Given data =

"""

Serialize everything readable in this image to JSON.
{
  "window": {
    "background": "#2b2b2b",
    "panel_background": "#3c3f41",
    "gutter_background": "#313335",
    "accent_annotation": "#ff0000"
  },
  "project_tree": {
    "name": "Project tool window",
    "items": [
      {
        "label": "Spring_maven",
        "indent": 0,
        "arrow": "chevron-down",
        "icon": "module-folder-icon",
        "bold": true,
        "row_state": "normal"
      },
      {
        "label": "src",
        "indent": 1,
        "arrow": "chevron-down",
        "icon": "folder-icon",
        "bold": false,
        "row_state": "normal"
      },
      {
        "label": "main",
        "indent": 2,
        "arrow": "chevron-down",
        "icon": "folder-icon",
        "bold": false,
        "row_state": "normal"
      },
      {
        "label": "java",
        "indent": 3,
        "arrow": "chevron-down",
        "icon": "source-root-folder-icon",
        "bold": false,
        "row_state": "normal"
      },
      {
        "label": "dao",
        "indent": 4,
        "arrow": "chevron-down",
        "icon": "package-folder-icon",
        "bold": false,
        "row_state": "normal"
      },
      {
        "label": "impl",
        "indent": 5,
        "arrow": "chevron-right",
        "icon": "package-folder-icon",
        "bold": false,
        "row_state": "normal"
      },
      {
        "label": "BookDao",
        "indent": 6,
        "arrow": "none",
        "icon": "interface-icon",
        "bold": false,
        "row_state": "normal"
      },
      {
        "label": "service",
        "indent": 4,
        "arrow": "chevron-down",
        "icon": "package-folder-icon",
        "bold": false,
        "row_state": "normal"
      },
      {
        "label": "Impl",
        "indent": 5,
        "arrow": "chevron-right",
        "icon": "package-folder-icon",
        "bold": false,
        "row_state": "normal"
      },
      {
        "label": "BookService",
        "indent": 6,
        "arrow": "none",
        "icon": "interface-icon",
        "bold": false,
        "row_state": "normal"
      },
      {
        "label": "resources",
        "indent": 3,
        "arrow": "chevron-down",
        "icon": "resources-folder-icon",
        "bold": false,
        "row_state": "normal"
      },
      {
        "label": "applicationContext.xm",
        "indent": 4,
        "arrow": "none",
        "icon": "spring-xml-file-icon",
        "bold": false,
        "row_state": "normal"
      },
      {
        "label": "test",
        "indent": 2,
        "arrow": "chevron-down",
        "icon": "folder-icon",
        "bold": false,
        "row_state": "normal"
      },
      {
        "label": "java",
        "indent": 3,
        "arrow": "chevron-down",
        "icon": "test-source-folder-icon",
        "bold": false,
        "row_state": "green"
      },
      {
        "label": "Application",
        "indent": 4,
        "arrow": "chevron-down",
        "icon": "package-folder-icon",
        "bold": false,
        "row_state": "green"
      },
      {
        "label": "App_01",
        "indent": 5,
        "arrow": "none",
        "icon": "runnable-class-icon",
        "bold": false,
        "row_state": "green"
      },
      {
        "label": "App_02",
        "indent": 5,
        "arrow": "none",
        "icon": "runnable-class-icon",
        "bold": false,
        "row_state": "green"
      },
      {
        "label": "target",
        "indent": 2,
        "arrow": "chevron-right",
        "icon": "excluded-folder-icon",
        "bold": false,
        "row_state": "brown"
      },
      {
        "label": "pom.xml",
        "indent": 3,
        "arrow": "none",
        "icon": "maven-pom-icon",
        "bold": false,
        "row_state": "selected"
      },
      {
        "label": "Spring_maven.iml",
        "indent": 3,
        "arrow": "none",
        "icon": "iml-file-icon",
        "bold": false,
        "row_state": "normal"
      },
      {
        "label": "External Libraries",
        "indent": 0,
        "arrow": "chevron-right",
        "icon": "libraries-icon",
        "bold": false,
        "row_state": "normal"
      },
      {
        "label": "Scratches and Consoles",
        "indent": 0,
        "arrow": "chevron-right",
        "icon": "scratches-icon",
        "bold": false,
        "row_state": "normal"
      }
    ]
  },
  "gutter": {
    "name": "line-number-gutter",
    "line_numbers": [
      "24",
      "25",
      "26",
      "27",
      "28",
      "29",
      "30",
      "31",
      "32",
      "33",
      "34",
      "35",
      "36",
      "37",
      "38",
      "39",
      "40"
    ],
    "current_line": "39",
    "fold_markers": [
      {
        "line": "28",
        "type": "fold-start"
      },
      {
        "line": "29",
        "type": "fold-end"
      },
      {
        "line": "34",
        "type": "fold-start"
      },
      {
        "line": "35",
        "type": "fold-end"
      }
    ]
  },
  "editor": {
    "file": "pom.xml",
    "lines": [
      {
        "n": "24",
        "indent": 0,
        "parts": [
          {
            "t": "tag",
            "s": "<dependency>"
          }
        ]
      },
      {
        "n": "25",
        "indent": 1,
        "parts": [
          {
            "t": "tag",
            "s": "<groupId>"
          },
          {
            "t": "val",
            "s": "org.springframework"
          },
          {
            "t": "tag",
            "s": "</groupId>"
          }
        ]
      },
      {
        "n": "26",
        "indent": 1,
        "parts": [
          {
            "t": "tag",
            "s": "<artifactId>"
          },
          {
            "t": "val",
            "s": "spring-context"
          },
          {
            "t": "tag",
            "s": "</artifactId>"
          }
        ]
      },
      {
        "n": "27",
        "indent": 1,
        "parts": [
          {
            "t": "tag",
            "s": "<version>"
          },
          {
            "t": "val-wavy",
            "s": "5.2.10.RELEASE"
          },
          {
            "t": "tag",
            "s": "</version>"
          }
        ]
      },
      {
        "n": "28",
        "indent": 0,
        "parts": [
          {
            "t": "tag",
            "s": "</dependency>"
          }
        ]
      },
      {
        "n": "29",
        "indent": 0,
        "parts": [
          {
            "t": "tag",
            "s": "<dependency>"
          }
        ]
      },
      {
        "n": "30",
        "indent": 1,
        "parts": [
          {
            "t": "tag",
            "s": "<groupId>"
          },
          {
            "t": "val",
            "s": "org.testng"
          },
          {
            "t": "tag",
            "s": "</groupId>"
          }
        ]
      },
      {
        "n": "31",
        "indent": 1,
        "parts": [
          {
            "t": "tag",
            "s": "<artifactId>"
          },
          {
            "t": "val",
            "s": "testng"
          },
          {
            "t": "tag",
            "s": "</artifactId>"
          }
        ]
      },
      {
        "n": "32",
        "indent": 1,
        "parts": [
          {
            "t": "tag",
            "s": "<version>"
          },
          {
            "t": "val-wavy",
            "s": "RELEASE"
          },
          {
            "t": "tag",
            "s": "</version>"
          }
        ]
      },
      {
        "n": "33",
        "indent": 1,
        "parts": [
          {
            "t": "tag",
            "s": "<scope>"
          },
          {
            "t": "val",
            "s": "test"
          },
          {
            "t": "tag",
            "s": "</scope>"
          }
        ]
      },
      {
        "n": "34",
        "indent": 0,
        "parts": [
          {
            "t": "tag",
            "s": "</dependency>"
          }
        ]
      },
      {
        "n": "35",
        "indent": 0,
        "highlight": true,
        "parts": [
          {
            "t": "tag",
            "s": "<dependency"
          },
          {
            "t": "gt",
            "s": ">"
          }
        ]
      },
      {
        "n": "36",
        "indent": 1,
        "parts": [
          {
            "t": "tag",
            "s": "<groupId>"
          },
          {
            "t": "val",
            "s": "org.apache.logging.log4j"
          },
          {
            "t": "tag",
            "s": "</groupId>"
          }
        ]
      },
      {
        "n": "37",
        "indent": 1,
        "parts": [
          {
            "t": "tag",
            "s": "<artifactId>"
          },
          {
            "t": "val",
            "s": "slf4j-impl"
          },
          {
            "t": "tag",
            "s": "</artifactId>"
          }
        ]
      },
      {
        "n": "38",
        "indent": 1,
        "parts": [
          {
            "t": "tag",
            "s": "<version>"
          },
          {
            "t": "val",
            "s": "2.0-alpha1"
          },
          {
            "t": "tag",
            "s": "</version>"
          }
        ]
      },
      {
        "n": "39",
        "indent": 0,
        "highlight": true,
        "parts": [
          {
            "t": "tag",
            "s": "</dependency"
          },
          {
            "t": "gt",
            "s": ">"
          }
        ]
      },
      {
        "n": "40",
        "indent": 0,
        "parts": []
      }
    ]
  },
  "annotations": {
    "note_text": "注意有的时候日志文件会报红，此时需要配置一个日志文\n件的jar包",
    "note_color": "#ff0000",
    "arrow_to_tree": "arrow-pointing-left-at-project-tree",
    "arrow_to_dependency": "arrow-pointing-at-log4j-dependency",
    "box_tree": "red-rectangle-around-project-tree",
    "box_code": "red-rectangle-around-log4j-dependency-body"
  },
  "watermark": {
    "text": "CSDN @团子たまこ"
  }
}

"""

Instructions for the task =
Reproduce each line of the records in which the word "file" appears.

Written response =
        "icon": "spring-xml-file-icon",
        "icon": "iml-file-icon",
    "file": "pom.xml",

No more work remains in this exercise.